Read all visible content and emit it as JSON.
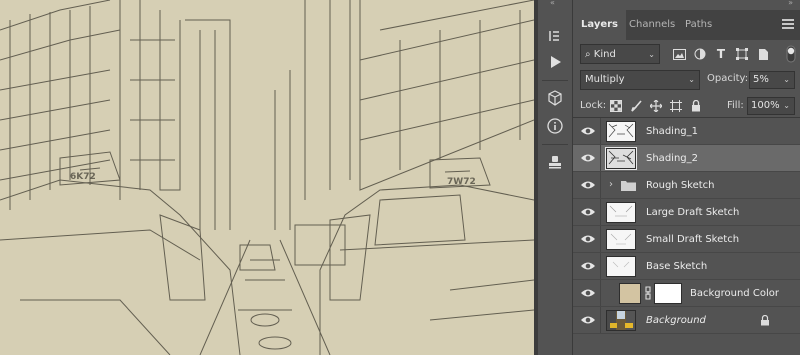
{
  "panel": {
    "tabs": [
      {
        "label": "Layers"
      },
      {
        "label": "Channels"
      },
      {
        "label": "Paths"
      }
    ],
    "filter": {
      "kind_label": "Kind"
    },
    "blend_mode": "Multiply",
    "opacity": {
      "label": "Opacity:",
      "value": "5%"
    },
    "lock": {
      "label": "Lock:"
    },
    "fill": {
      "label": "Fill:",
      "value": "100%"
    }
  },
  "layers": [
    {
      "name": "Shading_1"
    },
    {
      "name": "Shading_2"
    },
    {
      "name": "Rough Sketch"
    },
    {
      "name": "Large Draft Sketch"
    },
    {
      "name": "Small Draft Sketch"
    },
    {
      "name": "Base Sketch"
    },
    {
      "name": "Background Color"
    },
    {
      "name": "Background"
    }
  ],
  "colors": {
    "panel_bg": "#535353",
    "tab_bar": "#424242",
    "selected_layer": "#6a6a6a",
    "canvas_paper": "#d6cfb4",
    "background_color_swatch": "#d3c4a2"
  },
  "icons": {
    "toolstrip": [
      "history-icon",
      "play-icon",
      "3d-cube-icon",
      "info-icon",
      "stamp-icon"
    ],
    "filters": [
      "image-filter-icon",
      "adjustment-filter-icon",
      "type-filter-icon",
      "shape-filter-icon",
      "smart-object-filter-icon"
    ],
    "locks": [
      "lock-pixels-icon",
      "lock-paint-icon",
      "lock-position-icon",
      "lock-artboard-icon",
      "lock-all-icon"
    ]
  }
}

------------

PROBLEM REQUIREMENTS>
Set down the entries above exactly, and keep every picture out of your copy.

PROBLEM SOLUTION>
Read all visible content and emit it as JSON.
{
  "panel": {
    "tabs": [
      {
        "label": "Layers"
      },
      {
        "label": "Channels"
      },
      {
        "label": "Paths"
      }
    ],
    "filter": {
      "kind_label": "Kind"
    },
    "blend_mode": "Multiply",
    "opacity": {
      "label": "Opacity:",
      "value": "5%"
    },
    "lock": {
      "label": "Lock:"
    },
    "fill": {
      "label": "Fill:",
      "value": "100%"
    }
  },
  "layers": [
    {
      "name": "Shading_1"
    },
    {
      "name": "Shading_2"
    },
    {
      "name": "Rough Sketch"
    },
    {
      "name": "Large Draft Sketch"
    },
    {
      "name": "Small Draft Sketch"
    },
    {
      "name": "Base Sketch"
    },
    {
      "name": "Background Color"
    },
    {
      "name": "Background"
    }
  ],
  "colors": {
    "panel_bg": "#535353",
    "tab_bar": "#424242",
    "selected_layer": "#6a6a6a",
    "canvas_paper": "#d6cfb4",
    "background_color_swatch": "#d3c4a2"
  },
  "icons": {
    "toolstrip": [
      "history-icon",
      "play-icon",
      "3d-cube-icon",
      "info-icon",
      "stamp-icon"
    ],
    "filters": [
      "image-filter-icon",
      "adjustment-filter-icon",
      "type-filter-icon",
      "shape-filter-icon",
      "smart-object-filter-icon"
    ],
    "locks": [
      "lock-pixels-icon",
      "lock-paint-icon",
      "lock-position-icon",
      "lock-artboard-icon",
      "lock-all-icon"
    ]
  }
}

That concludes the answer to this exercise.